Homeless shelter volunteering reaps rewards
Not ready to rush into a career, former Timaru Girls' High student Kristina O'Connor is travelling the world volunteering.
The 20-year-old left school at the end of 2010 and headed to Cork, Ireland, to volunteer at a homeless shelter through the Lattitude Global Volunteers organisation.
"I kind of always wanted to go overseas but I was really into sport so I didn't want to leave school because I'd miss out."
She also knew her plans to join the police force could wait.
"I wanted to get life experience and do that first."
She was put on to the volunteering organisation through the school careers adviser.
Her experience in Cork was "pretty life-changing", she said.
"I've lived in Timaru all my life so this was the first big leap. It chucks you in the deep end and makes you find your own way."
Local representatives were on hand to help.
"So you're never actually alone."
Her job was in the transitional residential house, working with the residents to get them involved in the community by playing sport and taking them out to the theatre.
She would also sit and listen to the residents who needed someone to talk to.
It was "really rewarding" work, she said.
She knew her efforts had been worthwhile when a resident wrote a song for her when she left.
"It proves being there did make a difference.
"I suppose they don't have anyone else. Most of them don't have family."
On her way home she spent time in South America, which ignited the travel bug within.
"I wasn't done. While I'm young I want to get out there and see the world while I can."
She spent last year working as a care support worker at Idea Services.
On Wednesday she left for Fiji where she will become a volunteer at the Ratu Seru Memorial School near Levuka on the island of Ovalau.
There are 180 students at the school, which also has a kindergarten.
"It's a bit of a challenge but that's good. I want challenges to get over the inhibitions I have.
"(Like) I don't eat fish ... but I really want to. Hopefully if I'm there long enough I'll get used to it."
Lattitude had prepared her well, she said, sending her to an English teaching course at Massey University. But they could not prepare her for everything.
"You're pretty well-informed, but you can't see everything coming."
"I don't know a lot about Fiji but I think I know enough to make me started.
"I almost like it that way because I'm making up my own perception of the place."
She said a lot of people were unsure what they wanted to do when they left school and rushed into study.
"The thing to do is to go to university, and it wasn't a line I wanted to take.
"I didn't want to commit to it in case I got itchy feet again.

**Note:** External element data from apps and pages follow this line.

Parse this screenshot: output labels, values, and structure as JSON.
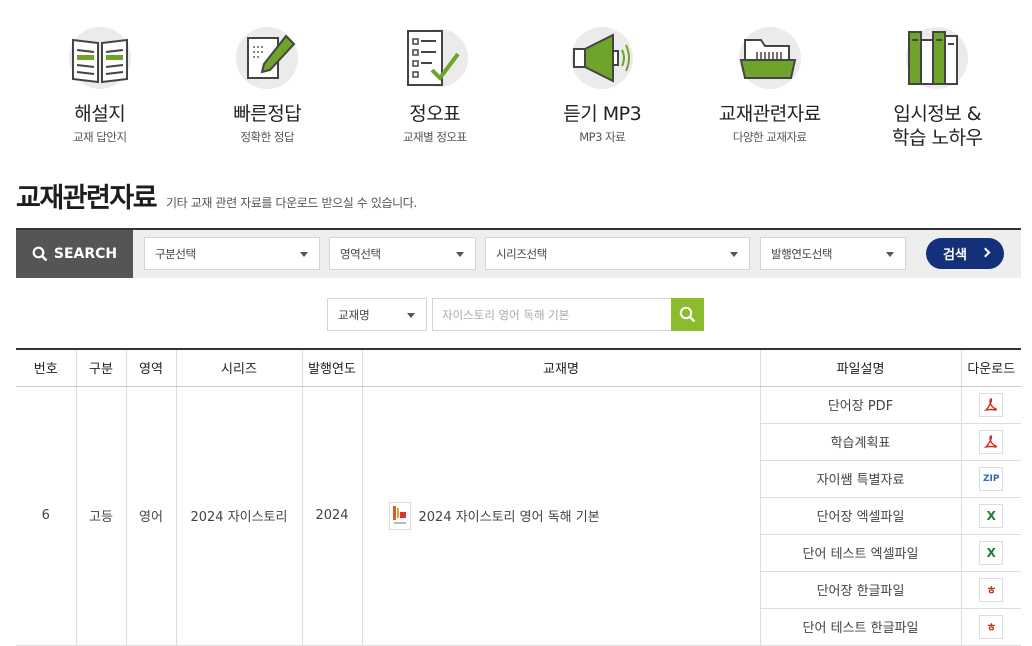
{
  "categories": [
    {
      "title": "해설지",
      "sub": "교재 답안지",
      "icon": "open-book-icon"
    },
    {
      "title": "빠른정답",
      "sub": "정확한 정답",
      "icon": "pencil-note-icon"
    },
    {
      "title": "정오표",
      "sub": "교재별 정오표",
      "icon": "checklist-icon"
    },
    {
      "title": "듣기 MP3",
      "sub": "MP3 자료",
      "icon": "speaker-icon"
    },
    {
      "title": "교재관련자료",
      "sub": "다양한 교재자료",
      "icon": "folder-icon"
    },
    {
      "title": "입시정보 &\n학습 노하우",
      "sub": "",
      "icon": "books-icon"
    }
  ],
  "page": {
    "title": "교재관련자료",
    "description": "기타 교재 관련 자료를 다운로드 받으실 수 있습니다."
  },
  "search": {
    "label": "SEARCH",
    "selects": [
      "구분선택",
      "영역선택",
      "시리즈선택",
      "발행연도선택"
    ],
    "submit_label": "검색",
    "keyword_type": "교재명",
    "keyword_placeholder": "자이스토리 영어 독해 기본"
  },
  "table": {
    "headers": [
      "번호",
      "구분",
      "영역",
      "시리즈",
      "발행연도",
      "교재명",
      "파일설명",
      "다운로드"
    ],
    "row": {
      "no": "6",
      "division": "고등",
      "subject": "영어",
      "series": "2024 자이스토리",
      "year": "2024",
      "book_name": "2024 자이스토리 영어 독해 기본"
    },
    "files": [
      {
        "desc": "단어장 PDF",
        "type": "pdf-icon"
      },
      {
        "desc": "학습계획표",
        "type": "pdf-icon"
      },
      {
        "desc": "자이쌤 특별자료",
        "type": "zip-icon"
      },
      {
        "desc": "단어장 엑셀파일",
        "type": "excel-icon"
      },
      {
        "desc": "단어 테스트 엑셀파일",
        "type": "excel-icon"
      },
      {
        "desc": "단어장 한글파일",
        "type": "hwp-icon"
      },
      {
        "desc": "단어 테스트 한글파일",
        "type": "hwp-icon"
      }
    ],
    "zip_label": "ZIP",
    "excel_label": "X",
    "hwp_label": "ㅎ"
  },
  "colors": {
    "accent_green": "#8dbb2e",
    "navy_button": "#15307a",
    "search_label_bg": "#555555"
  }
}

"If you're not sure what you want to do with life, don't make commitments unless you're sure."
Travelling and volunteering was about "building your character and giving you a good standing in life", she said.
The Timaru Herald